── Supplied data ──

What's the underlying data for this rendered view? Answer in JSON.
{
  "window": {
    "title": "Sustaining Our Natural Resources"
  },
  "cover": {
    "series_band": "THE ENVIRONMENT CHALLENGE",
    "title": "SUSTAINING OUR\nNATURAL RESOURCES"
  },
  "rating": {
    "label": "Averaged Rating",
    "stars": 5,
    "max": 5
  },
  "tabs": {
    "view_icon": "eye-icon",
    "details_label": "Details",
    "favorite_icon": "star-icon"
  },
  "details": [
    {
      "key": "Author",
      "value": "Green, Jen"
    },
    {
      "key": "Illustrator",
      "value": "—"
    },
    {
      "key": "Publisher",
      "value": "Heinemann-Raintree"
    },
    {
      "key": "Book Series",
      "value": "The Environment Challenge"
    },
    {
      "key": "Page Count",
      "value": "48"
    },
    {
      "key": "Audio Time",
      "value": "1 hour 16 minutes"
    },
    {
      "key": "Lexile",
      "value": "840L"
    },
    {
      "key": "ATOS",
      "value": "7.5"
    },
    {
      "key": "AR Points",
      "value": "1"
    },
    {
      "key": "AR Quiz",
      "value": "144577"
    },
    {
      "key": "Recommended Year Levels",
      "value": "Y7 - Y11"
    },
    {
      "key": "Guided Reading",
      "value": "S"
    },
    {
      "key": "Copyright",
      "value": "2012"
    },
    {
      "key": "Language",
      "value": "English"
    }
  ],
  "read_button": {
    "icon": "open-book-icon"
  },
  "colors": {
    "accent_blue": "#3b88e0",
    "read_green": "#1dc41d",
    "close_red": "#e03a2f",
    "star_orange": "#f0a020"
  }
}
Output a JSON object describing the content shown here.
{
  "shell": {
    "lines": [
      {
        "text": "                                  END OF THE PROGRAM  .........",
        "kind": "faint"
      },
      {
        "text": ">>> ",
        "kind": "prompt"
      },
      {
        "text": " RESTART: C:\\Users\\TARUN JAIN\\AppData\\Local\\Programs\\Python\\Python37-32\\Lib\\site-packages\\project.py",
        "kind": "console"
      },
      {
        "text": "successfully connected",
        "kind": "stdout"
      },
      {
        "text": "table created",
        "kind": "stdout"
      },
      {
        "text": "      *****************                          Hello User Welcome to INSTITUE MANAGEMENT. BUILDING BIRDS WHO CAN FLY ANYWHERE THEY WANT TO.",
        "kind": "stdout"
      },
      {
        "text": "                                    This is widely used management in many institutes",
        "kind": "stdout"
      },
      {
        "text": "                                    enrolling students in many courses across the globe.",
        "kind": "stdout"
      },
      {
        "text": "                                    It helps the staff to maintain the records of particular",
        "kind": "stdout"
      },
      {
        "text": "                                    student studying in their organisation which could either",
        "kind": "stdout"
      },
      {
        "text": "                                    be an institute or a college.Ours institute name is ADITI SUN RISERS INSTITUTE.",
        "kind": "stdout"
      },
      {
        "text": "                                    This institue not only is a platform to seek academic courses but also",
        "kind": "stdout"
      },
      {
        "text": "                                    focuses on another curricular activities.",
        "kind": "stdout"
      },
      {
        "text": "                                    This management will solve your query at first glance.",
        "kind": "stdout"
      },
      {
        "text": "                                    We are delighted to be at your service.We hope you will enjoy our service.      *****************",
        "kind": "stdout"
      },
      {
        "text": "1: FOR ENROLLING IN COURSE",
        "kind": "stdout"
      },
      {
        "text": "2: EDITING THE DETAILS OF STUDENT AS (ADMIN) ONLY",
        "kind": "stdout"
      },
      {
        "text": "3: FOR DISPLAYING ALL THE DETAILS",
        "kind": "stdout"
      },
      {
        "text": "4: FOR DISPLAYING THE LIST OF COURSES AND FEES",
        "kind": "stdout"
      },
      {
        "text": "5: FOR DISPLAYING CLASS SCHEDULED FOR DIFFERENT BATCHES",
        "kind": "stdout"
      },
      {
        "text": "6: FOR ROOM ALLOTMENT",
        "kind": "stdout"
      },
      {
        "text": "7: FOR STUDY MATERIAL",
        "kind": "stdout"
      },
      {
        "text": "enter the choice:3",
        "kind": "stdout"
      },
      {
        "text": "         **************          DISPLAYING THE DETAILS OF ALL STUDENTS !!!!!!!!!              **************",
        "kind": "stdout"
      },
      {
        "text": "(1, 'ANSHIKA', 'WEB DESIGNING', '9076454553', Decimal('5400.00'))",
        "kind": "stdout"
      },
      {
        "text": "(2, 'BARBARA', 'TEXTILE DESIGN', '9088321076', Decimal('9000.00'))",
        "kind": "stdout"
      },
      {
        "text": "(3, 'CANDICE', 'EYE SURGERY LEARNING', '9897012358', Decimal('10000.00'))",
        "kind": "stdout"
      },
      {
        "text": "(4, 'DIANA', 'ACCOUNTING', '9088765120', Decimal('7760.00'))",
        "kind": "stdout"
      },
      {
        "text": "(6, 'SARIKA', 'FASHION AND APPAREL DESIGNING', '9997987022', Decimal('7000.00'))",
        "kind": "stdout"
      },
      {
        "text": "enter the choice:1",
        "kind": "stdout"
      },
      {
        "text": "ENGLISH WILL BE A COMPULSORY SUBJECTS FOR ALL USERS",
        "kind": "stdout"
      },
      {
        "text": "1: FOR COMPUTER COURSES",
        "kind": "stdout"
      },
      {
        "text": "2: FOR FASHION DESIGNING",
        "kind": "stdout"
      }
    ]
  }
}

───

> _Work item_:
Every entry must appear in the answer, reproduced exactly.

> _Task result_:
What's the underlying data for this rendered view? Answer in JSON.
{
  "window": {
    "title": "Sustaining Our Natural Resources"
  },
  "cover": {
    "series_band": "THE ENVIRONMENT CHALLENGE",
    "title": "SUSTAINING OUR\nNATURAL RESOURCES"
  },
  "rating": {
    "label": "Averaged Rating",
    "stars": 5,
    "max": 5
  },
  "tabs": {
    "view_icon": "eye-icon",
    "details_label": "Details",
    "favorite_icon": "star-icon"
  },
  "details": [
    {
      "key": "Author",
      "value": "Green, Jen"
    },
    {
      "key": "Illustrator",
      "value": "—"
    },
    {
      "key": "Publisher",
      "value": "Heinemann-Raintree"
    },
    {
      "key": "Book Series",
      "value": "The Environment Challenge"
    },
    {
      "key": "Page Count",
      "value": "48"
    },
    {
      "key": "Audio Time",
      "value": "1 hour 16 minutes"
    },
    {
      "key": "Lexile",
      "value": "840L"
    },
    {
      "key": "ATOS",
      "value": "7.5"
    },
    {
      "key": "AR Points",
      "value": "1"
    },
    {
      "key": "AR Quiz",
      "value": "144577"
    },
    {
      "key": "Recommended Year Levels",
      "value": "Y7 - Y11"
    },
    {
      "key": "Guided Reading",
      "value": "S"
    },
    {
      "key": "Copyright",
      "value": "2012"
    },
    {
      "key": "Language",
      "value": "English"
    }
  ],
  "read_button": {
    "icon": "open-book-icon"
  },
  "colors": {
    "accent_blue": "#3b88e0",
    "read_green": "#1dc41d",
    "close_red": "#e03a2f",
    "star_orange": "#f0a020"
  }
}
Output a JSON object describing the content shown here.
{
  "shell": {
    "lines": [
      {
        "text": "                                  END OF THE PROGRAM  .........",
        "kind": "faint"
      },
      {
        "text": ">>> ",
        "kind": "prompt"
      },
      {
        "text": " RESTART: C:\\Users\\TARUN JAIN\\AppData\\Local\\Programs\\Python\\Python37-32\\Lib\\site-packages\\project.py",
        "kind": "console"
      },
      {
        "text": "successfully connected",
        "kind": "stdout"
      },
      {
        "text": "table created",
        "kind": "stdout"
      },
      {
        "text": "      *****************                          Hello User Welcome to INSTITUE MANAGEMENT. BUILDING BIRDS WHO CAN FLY ANYWHERE THEY WANT TO.",
        "kind": "stdout"
      },
      {
        "text": "                                    This is widely used management in many institutes",
        "kind": "stdout"
      },
      {
        "text": "                                    enrolling students in many courses across the globe.",
        "kind": "stdout"
      },
      {
        "text": "                                    It helps the staff to maintain the records of particular",
        "kind": "stdout"
      },
      {
        "text": "                                    student studying in their organisation which could either",
        "kind": "stdout"
      },
      {
        "text": "                                    be an institute or a college.Ours institute name is ADITI SUN RISERS INSTITUTE.",
        "kind": "stdout"
      },
      {
        "text": "                                    This institue not only is a platform to seek academic courses but also",
        "kind": "stdout"
      },
      {
        "text": "                                    focuses on another curricular activities.",
        "kind": "stdout"
      },
      {
        "text": "                                    This management will solve your query at first glance.",
        "kind": "stdout"
      },
      {
        "text": "                                    We are delighted to be at your service.We hope you will enjoy our service.      *****************",
        "kind": "stdout"
      },
      {
        "text": "1: FOR ENROLLING IN COURSE",
        "kind": "stdout"
      },
      {
        "text": "2: EDITING THE DETAILS OF STUDENT AS (ADMIN) ONLY",
        "kind": "stdout"
      },
      {
        "text": "3: FOR DISPLAYING ALL THE DETAILS",
        "kind": "stdout"
      },
      {
        "text": "4: FOR DISPLAYING THE LIST OF COURSES AND FEES",
        "kind": "stdout"
      },
      {
        "text": "5: FOR DISPLAYING CLASS SCHEDULED FOR DIFFERENT BATCHES",
        "kind": "stdout"
      },
      {
        "text": "6: FOR ROOM ALLOTMENT",
        "kind": "stdout"
      },
      {
        "text": "7: FOR STUDY MATERIAL",
        "kind": "stdout"
      },
      {
        "text": "enter the choice:3",
        "kind": "stdout"
      },
      {
        "text": "         **************          DISPLAYING THE DETAILS OF ALL STUDENTS !!!!!!!!!              **************",
        "kind": "stdout"
      },
      {
        "text": "(1, 'ANSHIKA', 'WEB DESIGNING', '9076454553', Decimal('5400.00'))",
        "kind": "stdout"
      },
      {
        "text": "(2, 'BARBARA', 'TEXTILE DESIGN', '9088321076', Decimal('9000.00'))",
        "kind": "stdout"
      },
      {
        "text": "(3, 'CANDICE', 'EYE SURGERY LEARNING', '9897012358', Decimal('10000.00'))",
        "kind": "stdout"
      },
      {
        "text": "(4, 'DIANA', 'ACCOUNTING', '9088765120', Decimal('7760.00'))",
        "kind": "stdout"
      },
      {
        "text": "(6, 'SARIKA', 'FASHION AND APPAREL DESIGNING', '9997987022', Decimal('7000.00'))",
        "kind": "stdout"
      },
      {
        "text": "enter the choice:1",
        "kind": "stdout"
      },
      {
        "text": "ENGLISH WILL BE A COMPULSORY SUBJECTS FOR ALL USERS",
        "kind": "stdout"
      },
      {
        "text": "1: FOR COMPUTER COURSES",
        "kind": "stdout"
      },
      {
        "text": "2: FOR FASHION DESIGNING",
        "kind": "stdout"
      }
    ]
  }
}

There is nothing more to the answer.